Listen to this 'Talk of the Nation' topic
I come from a part of the world where the taking of an oath has a rather unpleasant history.
I grew up in the Annapolis Valley of Nova Scotia in Canada. I lived literally a block from the spot where, in 1755, the British commander told a group of Acadian farmers — who had grown estranged from France during their almost 150 years in the area and had no interest in the latest British-French blowup — that they would have to swear allegiance to the King of England or else their lands would be forfeited to the crown and they would be shipped away.
And as Henry Wadsworth Longfellow chronicled in his poem, Evangeline, this is exactly what happened when the proud Acadians refused to take the oath.

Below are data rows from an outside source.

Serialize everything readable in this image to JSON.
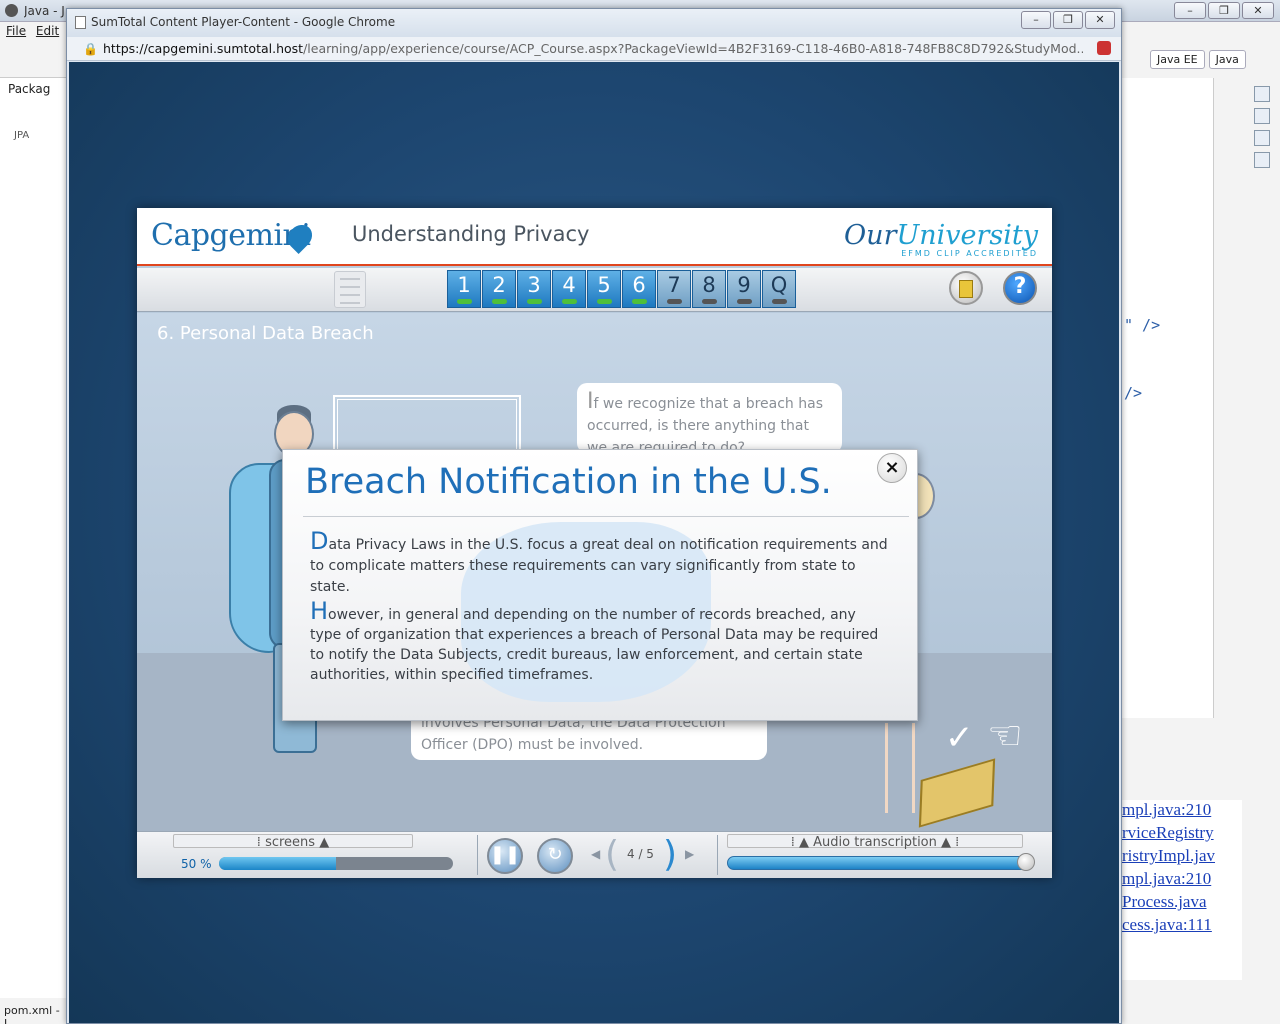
{
  "eclipse": {
    "title": "Java - JPA",
    "menu": [
      "File",
      "Edit"
    ],
    "panel_tab": "Packag",
    "tree_first": "JPA",
    "status": "pom.xml - J",
    "perspectives": [
      "Java EE",
      "Java"
    ],
    "code_snippets": [
      "\" />",
      "/>"
    ],
    "console_lines": [
      "mpl.java:210",
      "rviceRegistry",
      "ristryImpl.jav",
      "mpl.java:210",
      "Process.java",
      "cess.java:111"
    ]
  },
  "chrome": {
    "title": "SumTotal Content Player-Content - Google Chrome",
    "url_host": "https://capgemini.sumtotal.host",
    "url_rest": "/learning/app/experience/course/ACP_Course.aspx?PackageViewId=4B2F3169-C118-46B0-A818-748FB8C8D792&StudyMod..."
  },
  "player": {
    "brand": "Capgemini",
    "course_title": "Understanding Privacy",
    "partner_logo_a": "Our",
    "partner_logo_b": "University",
    "partner_tagline": "EFMD CLIP ACCREDITED",
    "chapters": [
      {
        "label": "1",
        "done": true
      },
      {
        "label": "2",
        "done": true
      },
      {
        "label": "3",
        "done": true
      },
      {
        "label": "4",
        "done": true
      },
      {
        "label": "5",
        "done": true
      },
      {
        "label": "6",
        "done": true
      },
      {
        "label": "7",
        "done": false
      },
      {
        "label": "8",
        "done": false
      },
      {
        "label": "9",
        "done": false
      },
      {
        "label": "Q",
        "done": false
      }
    ],
    "help_label": "?",
    "section_title": "6. Personal Data Breach",
    "question_cap": "I",
    "question_text": "f we recognize that a breach has occurred,  is there anything that we are required to do?",
    "answer_text": "involves Personal Data, the Data Protection Officer (DPO) must be involved.",
    "footer": {
      "screens_label": "screens",
      "progress_text": "50 %",
      "progress": 0.5,
      "page": "4 / 5",
      "audio_label": "Audio transcription"
    }
  },
  "modal": {
    "title": "Breach Notification in the U.S.",
    "close": "×",
    "p1_cap": "D",
    "p1_text": "ata Privacy Laws in the U.S. focus a great deal on notification requirements and to complicate matters these requirements can vary significantly from state to state.",
    "p2_cap": "H",
    "p2_text": "owever, in general and depending on the number of records breached, any type of organization that experiences a breach of Personal Data may be required to notify the Data Subjects, credit bureaus, law enforcement, and certain state authorities, within specified timeframes."
  }
}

For most people, taking an oath is not a problem. But for some their personal convictions — particularly their personal religious convictions — can create a troubling situation. Take the case of Marianne Kearney-Brown, a Quaker and graduate student who was fired from her teaching job at California State University East Bay this week because she refused to sign an 87-word Oath of Allegiance to the Constitution that the state requires of elected officials and public employees.
It wasn't so much that she didn't want to swear allegiance to the state's Constitution. As the San Francisco Chronicle reports, "A veteran public school math teacher who specializes in helping struggling students, Kearney-Brown, 50, had signed the oath before - but had modified it each time."
Each time, when asked to "swear (or affirm)" that she would "support and defend" the U.S. and state Constitutions "against all enemies, foreign and domestic," Kearney-Brown inserted revisions: She wrote "nonviolently" in front of the word "support," crossed out "swear," and circled "affirm." All were to conform with her Quaker beliefs, she said.
Kearney-Brown did this several times over her career teaching in California and it was never rejected. But this time she got a letter that said the university's counsel said she couldn't alter the oath (which may or may not be true, as it turns out) and she had to sign it or be fired. She refused to sign and was axed.
Kearney-Brown will be on Talk of the Nation today to talk about what happened to her and why she did what she did.
Should a person be able to change the wording of an oath to suit their religious situation? Atheists are not required to say "under God" while reciting the Pledge of Allegiance, nor are they required to swear on a Bible in court. They can affirm their promise to tell the truth. Should the same consideration be extended to other strong religious beliefs?